  8. Brian Jacob & Lars Lefgren & Enrico Moretti, 2004. "The Dynamics of Criminal Behavior: Evidence from Weather Shocks," NBER Working Papers 10739, National Bureau of Economic Research, Inc.
  9. Edward E. Glaeser & Bruce Sacerdote & Jose A. Scheinkman, 1995. "Crime and Social Interactions," Harvard Institute of Economic Research Working Papers 1738, Harvard - Institute of Economic Research.
  10. Besley, Timothy & Coate, Stephen, 2003. "Centralized versus decentralized provision of local public goods: a political economy approach," Journal of Public Economics, Elsevier, vol. 87(12), pages 2611-2637, December.
  11. Koleman S. Strumpf & Felix Oberholzer-Gee, 2002. "Endogenous Policy Decentralization: Testing the Central Tenet of Economic Federalism," Journal of Political Economy, University of Chicago Press, vol. 110(1), pages 1-36, February.
Full references (including those not matched with items on IDEAS)

This item is not listed on Wikipedia, on a reading list or among the top items on IDEAS.

When requesting a correction, please mention this item's handle: RePEc:tse:wpaper:22142. See general information about how to correct material in RePEc.

For technical questions regarding this item, or to correct its authors, title, abstract, bibliographic or download information, contact: ()

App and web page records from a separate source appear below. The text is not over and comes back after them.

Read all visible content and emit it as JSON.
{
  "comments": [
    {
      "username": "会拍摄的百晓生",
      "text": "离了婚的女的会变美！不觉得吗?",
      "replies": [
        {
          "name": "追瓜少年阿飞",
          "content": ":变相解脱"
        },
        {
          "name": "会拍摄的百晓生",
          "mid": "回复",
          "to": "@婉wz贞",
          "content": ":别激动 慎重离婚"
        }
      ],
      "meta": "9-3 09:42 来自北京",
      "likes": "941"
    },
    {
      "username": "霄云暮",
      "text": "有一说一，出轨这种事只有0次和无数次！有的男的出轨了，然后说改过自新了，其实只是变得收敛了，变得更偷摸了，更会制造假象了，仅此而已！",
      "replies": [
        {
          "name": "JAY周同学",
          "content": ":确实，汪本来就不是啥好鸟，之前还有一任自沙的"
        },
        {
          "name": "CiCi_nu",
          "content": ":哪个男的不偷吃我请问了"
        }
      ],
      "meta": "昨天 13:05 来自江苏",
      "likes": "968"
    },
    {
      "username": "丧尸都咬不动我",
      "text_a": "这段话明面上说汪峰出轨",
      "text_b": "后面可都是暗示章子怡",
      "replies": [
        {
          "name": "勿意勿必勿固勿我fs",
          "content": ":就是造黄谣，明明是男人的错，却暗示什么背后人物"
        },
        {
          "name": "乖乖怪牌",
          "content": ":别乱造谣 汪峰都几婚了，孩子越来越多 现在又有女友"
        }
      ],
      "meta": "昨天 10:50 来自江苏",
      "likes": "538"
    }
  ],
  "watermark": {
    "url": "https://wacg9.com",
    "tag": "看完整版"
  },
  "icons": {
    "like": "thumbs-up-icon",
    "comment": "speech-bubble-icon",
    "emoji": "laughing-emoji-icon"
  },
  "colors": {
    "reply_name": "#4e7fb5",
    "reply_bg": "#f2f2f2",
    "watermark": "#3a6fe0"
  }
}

If you have authored this item and are not yet registered with RePEc, we encourage you to do it here. This allows to link your profile to this item. It also allows you to accept potential citations to this item that we are uncertain about.

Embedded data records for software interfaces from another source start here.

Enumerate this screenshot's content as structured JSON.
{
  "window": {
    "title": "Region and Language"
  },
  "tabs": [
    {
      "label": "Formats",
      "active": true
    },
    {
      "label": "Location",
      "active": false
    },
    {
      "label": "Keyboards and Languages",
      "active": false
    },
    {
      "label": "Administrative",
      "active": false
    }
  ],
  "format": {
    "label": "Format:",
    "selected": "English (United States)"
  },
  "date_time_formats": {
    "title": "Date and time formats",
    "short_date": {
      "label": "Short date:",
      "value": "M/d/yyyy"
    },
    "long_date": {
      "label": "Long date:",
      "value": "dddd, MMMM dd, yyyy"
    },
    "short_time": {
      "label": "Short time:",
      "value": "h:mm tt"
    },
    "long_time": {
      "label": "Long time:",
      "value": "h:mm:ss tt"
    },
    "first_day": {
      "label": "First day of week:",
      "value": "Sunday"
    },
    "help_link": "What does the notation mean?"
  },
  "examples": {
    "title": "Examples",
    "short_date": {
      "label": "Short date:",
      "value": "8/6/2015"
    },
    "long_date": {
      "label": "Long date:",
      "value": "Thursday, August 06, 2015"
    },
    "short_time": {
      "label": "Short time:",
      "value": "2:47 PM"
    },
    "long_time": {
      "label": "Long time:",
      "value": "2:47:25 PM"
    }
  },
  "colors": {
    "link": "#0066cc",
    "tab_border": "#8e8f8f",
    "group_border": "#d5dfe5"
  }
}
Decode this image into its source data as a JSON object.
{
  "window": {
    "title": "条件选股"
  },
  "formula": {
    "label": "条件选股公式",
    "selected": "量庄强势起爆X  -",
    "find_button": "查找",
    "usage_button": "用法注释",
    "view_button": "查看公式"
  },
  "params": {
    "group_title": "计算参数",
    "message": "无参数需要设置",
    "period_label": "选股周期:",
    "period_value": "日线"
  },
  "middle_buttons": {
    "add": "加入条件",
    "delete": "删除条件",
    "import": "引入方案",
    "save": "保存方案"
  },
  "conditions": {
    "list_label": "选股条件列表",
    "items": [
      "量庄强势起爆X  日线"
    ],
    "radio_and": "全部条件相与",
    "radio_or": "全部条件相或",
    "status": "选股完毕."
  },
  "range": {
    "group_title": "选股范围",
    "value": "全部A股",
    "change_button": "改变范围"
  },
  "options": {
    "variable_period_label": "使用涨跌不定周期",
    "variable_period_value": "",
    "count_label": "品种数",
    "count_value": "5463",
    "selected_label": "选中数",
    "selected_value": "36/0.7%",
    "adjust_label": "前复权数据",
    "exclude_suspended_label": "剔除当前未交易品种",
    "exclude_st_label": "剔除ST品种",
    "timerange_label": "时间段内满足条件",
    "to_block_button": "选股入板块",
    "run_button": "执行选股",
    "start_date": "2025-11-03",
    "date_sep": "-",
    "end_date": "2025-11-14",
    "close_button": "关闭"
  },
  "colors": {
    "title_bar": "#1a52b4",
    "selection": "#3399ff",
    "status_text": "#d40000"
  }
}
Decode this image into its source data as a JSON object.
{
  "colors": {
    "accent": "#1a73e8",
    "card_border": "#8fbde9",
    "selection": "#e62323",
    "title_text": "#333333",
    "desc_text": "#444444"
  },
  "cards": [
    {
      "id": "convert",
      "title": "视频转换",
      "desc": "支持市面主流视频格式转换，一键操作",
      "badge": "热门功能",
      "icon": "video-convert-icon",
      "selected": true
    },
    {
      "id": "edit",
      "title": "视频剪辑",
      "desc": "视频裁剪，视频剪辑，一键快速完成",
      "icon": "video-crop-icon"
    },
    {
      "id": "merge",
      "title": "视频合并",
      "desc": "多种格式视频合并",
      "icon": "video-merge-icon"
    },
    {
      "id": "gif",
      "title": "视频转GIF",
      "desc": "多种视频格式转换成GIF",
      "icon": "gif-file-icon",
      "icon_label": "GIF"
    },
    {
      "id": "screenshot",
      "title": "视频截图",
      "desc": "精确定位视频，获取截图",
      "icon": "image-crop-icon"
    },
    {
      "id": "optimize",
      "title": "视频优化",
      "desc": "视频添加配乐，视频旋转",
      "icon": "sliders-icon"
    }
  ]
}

If references are entirely missing, you can add them using this form.

If the full references list an item that is present in RePEc, but the system did not link to it, you can help with this form.

If you know of missing items citing this one, you can help us creating those links by adding the relevant references in the same way as above, for each refering item. If you are a registered author of this item, you may also want to check the "citations" tab in your profile, as there may be some citations waiting for confirmation.

Please note that corrections may take a couple of weeks to filter through the various RePEc services.

This information is provided to you by IDEAS at the Research Division of the Federal Reserve Bank of St. Louis using RePEc data.